Goal of the exercise: Lines with the word "icon": copy all of them from the entries below.

======

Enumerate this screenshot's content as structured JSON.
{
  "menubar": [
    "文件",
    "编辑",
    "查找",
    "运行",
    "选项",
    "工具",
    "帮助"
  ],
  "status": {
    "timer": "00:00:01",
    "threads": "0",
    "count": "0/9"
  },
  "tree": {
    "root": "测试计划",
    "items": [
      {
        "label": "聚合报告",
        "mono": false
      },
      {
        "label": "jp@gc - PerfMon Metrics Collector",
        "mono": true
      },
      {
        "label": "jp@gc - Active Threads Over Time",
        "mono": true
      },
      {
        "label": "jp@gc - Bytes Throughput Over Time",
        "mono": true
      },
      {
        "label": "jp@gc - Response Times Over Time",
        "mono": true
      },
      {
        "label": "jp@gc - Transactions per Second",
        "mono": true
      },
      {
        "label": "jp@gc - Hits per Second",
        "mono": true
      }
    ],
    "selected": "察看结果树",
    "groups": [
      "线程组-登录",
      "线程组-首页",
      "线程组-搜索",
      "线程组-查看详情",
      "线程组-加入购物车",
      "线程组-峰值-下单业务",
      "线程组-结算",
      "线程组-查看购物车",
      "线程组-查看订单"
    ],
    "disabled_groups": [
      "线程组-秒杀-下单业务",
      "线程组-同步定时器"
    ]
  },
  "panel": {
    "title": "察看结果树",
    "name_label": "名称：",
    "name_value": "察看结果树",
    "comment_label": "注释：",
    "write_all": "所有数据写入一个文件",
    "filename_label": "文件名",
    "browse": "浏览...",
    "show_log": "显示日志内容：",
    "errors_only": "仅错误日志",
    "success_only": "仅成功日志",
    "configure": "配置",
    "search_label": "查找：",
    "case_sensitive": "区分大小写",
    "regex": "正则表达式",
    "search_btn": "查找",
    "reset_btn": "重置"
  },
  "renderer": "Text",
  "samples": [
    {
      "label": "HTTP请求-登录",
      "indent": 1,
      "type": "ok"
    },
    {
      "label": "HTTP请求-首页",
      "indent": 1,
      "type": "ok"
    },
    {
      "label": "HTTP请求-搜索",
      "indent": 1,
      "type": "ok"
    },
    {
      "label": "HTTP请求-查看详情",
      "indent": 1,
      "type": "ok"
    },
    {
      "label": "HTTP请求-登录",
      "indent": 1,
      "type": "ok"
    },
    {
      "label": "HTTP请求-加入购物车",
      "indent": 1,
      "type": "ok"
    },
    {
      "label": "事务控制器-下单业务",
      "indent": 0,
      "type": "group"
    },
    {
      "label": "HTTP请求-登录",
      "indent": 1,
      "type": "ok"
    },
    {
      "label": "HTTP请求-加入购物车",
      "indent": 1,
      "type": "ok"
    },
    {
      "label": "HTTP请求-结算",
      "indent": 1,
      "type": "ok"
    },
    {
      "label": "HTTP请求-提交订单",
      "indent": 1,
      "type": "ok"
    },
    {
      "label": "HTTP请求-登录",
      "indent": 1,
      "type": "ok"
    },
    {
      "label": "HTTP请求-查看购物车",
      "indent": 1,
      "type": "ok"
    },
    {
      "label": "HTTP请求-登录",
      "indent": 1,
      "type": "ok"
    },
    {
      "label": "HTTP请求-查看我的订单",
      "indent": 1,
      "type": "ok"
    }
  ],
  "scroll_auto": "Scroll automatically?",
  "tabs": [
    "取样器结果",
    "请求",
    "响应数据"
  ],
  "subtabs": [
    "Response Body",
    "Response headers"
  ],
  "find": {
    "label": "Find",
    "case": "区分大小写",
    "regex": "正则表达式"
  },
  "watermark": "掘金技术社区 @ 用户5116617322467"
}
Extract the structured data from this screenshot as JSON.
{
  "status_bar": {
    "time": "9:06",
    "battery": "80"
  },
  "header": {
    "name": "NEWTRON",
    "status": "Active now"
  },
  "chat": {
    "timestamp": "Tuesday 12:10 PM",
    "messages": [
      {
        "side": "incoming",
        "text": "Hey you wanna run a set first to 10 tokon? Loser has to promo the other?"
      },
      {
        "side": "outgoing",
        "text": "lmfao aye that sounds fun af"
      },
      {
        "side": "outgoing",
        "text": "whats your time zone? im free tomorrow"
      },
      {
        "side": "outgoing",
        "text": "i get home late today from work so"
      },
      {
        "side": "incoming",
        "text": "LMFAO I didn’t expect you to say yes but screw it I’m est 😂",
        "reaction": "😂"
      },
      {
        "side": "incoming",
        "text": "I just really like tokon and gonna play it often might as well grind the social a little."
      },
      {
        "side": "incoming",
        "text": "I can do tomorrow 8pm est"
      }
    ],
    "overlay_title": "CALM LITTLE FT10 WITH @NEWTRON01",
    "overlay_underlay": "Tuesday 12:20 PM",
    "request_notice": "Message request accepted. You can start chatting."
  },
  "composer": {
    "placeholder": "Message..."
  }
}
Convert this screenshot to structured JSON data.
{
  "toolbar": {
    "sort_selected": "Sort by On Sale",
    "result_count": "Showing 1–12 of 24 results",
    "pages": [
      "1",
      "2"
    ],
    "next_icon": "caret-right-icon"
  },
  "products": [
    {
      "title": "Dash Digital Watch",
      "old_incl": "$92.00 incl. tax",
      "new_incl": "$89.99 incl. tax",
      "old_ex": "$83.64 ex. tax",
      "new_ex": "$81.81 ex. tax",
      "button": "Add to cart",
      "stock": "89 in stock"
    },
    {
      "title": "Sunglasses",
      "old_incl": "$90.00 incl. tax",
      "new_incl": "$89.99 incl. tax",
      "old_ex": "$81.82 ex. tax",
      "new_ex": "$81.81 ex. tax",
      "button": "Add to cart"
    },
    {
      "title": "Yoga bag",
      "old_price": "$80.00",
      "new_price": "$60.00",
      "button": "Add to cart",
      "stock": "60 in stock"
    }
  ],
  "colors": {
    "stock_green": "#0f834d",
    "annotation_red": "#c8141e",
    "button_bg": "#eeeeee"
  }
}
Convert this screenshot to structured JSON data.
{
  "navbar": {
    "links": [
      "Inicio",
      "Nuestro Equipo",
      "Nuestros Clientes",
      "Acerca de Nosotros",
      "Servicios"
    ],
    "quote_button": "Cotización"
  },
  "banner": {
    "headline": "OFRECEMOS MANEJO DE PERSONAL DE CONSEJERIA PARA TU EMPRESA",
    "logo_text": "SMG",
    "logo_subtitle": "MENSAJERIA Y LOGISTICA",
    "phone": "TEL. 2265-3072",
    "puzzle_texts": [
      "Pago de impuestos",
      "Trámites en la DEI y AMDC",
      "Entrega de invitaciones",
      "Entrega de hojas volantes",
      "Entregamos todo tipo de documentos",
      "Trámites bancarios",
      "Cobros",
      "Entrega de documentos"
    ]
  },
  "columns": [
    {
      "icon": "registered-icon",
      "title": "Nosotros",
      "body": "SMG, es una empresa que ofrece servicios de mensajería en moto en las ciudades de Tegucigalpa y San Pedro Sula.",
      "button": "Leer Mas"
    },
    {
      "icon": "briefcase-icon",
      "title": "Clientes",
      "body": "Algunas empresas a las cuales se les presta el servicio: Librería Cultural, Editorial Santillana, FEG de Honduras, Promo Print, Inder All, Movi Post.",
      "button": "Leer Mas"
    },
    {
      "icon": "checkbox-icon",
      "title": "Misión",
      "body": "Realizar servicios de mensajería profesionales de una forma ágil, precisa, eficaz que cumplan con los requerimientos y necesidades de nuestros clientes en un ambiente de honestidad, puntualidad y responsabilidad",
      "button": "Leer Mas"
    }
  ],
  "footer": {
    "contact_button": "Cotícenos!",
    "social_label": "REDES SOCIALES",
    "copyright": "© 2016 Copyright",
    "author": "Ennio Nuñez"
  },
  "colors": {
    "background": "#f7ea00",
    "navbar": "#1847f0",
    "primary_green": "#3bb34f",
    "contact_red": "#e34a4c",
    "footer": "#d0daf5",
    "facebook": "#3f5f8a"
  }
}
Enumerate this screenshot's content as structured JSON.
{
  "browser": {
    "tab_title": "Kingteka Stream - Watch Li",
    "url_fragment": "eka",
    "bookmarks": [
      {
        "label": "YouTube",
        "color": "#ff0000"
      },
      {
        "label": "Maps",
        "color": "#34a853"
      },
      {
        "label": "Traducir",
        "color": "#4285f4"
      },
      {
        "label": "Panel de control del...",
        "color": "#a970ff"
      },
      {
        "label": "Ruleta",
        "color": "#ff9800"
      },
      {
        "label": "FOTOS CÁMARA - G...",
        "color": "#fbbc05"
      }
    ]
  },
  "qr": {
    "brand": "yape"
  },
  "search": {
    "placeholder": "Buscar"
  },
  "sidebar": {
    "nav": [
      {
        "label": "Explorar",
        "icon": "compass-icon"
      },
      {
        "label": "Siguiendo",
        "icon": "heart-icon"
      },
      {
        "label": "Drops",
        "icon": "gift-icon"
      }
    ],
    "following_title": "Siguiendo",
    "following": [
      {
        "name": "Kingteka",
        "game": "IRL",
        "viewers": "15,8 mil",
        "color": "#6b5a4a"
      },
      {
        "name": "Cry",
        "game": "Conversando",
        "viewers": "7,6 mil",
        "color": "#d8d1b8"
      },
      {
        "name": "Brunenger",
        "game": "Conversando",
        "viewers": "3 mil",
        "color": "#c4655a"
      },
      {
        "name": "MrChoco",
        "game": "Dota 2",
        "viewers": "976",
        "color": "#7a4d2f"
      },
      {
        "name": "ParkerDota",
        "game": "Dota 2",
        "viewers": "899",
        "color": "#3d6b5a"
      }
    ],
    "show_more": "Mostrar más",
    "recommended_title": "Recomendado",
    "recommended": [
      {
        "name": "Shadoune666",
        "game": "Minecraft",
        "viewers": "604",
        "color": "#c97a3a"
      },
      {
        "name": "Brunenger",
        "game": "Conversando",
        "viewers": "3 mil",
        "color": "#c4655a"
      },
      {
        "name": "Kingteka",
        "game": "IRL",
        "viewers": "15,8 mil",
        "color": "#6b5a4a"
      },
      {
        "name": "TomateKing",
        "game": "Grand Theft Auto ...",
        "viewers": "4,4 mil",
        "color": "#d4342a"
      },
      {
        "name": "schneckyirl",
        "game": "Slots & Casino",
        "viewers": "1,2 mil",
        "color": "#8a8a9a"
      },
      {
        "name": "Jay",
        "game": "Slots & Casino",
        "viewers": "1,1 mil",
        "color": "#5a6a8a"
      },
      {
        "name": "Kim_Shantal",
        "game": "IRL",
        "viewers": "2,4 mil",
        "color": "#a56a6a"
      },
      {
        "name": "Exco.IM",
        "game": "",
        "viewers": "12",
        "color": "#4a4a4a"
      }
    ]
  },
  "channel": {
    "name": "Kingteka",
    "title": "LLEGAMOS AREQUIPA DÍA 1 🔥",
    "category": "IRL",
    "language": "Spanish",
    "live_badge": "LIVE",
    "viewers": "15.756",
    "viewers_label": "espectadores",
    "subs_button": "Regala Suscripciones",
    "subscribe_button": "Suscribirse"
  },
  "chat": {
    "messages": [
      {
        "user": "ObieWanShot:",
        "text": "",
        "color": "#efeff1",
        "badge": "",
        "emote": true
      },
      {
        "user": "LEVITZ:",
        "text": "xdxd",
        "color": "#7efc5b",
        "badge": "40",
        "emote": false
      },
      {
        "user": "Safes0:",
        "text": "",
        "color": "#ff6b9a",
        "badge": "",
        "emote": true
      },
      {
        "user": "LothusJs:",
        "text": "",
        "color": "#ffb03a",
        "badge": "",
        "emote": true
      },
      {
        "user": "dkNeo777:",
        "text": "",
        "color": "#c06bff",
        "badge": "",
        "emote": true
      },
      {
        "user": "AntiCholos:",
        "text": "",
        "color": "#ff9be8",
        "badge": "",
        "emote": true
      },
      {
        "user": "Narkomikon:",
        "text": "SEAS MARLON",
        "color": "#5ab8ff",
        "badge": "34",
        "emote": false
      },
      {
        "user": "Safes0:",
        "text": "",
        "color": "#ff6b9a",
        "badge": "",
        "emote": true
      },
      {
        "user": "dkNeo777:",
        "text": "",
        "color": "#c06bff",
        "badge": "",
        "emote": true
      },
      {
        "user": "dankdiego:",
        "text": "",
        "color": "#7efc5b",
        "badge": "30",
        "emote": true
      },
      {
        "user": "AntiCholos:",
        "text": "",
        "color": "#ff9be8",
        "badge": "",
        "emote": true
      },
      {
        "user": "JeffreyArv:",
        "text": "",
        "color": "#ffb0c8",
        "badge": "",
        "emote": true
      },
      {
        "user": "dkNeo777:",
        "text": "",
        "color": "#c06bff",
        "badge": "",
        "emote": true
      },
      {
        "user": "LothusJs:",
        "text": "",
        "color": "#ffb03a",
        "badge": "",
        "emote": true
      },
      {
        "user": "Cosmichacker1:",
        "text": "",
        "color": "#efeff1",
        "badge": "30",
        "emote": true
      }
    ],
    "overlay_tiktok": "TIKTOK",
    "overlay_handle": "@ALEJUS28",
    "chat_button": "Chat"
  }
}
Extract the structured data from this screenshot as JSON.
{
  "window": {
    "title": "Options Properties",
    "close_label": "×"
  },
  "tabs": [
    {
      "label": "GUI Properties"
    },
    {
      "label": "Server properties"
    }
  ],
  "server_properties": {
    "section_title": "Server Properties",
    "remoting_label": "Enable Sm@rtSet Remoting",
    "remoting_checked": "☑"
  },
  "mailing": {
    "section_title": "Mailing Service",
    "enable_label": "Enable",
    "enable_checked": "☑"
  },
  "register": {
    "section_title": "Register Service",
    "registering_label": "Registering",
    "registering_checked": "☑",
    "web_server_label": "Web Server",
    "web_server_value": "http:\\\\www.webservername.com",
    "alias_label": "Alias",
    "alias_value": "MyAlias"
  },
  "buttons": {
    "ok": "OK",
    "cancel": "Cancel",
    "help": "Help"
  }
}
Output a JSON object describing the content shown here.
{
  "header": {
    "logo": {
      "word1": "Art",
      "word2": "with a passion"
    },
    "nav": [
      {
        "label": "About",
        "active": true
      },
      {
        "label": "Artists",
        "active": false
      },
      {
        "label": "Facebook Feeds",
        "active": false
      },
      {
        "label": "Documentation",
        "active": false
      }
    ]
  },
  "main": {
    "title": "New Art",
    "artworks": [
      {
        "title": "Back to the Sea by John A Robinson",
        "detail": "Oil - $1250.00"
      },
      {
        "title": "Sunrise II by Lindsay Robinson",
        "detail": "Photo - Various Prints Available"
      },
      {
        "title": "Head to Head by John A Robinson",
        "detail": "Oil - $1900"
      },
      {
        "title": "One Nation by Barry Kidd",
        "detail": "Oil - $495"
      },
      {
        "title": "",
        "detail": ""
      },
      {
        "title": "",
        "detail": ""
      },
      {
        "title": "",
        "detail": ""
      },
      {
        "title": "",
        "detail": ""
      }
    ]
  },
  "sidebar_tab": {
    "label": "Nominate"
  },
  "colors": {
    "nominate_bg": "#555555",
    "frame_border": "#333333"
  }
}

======

Final answer:
    "next_icon": "caret-right-icon"
      "icon": "registered-icon",
      "icon": "briefcase-icon",
      "icon": "checkbox-icon",
        "icon": "compass-icon"
        "icon": "heart-icon"
        "icon": "gift-icon"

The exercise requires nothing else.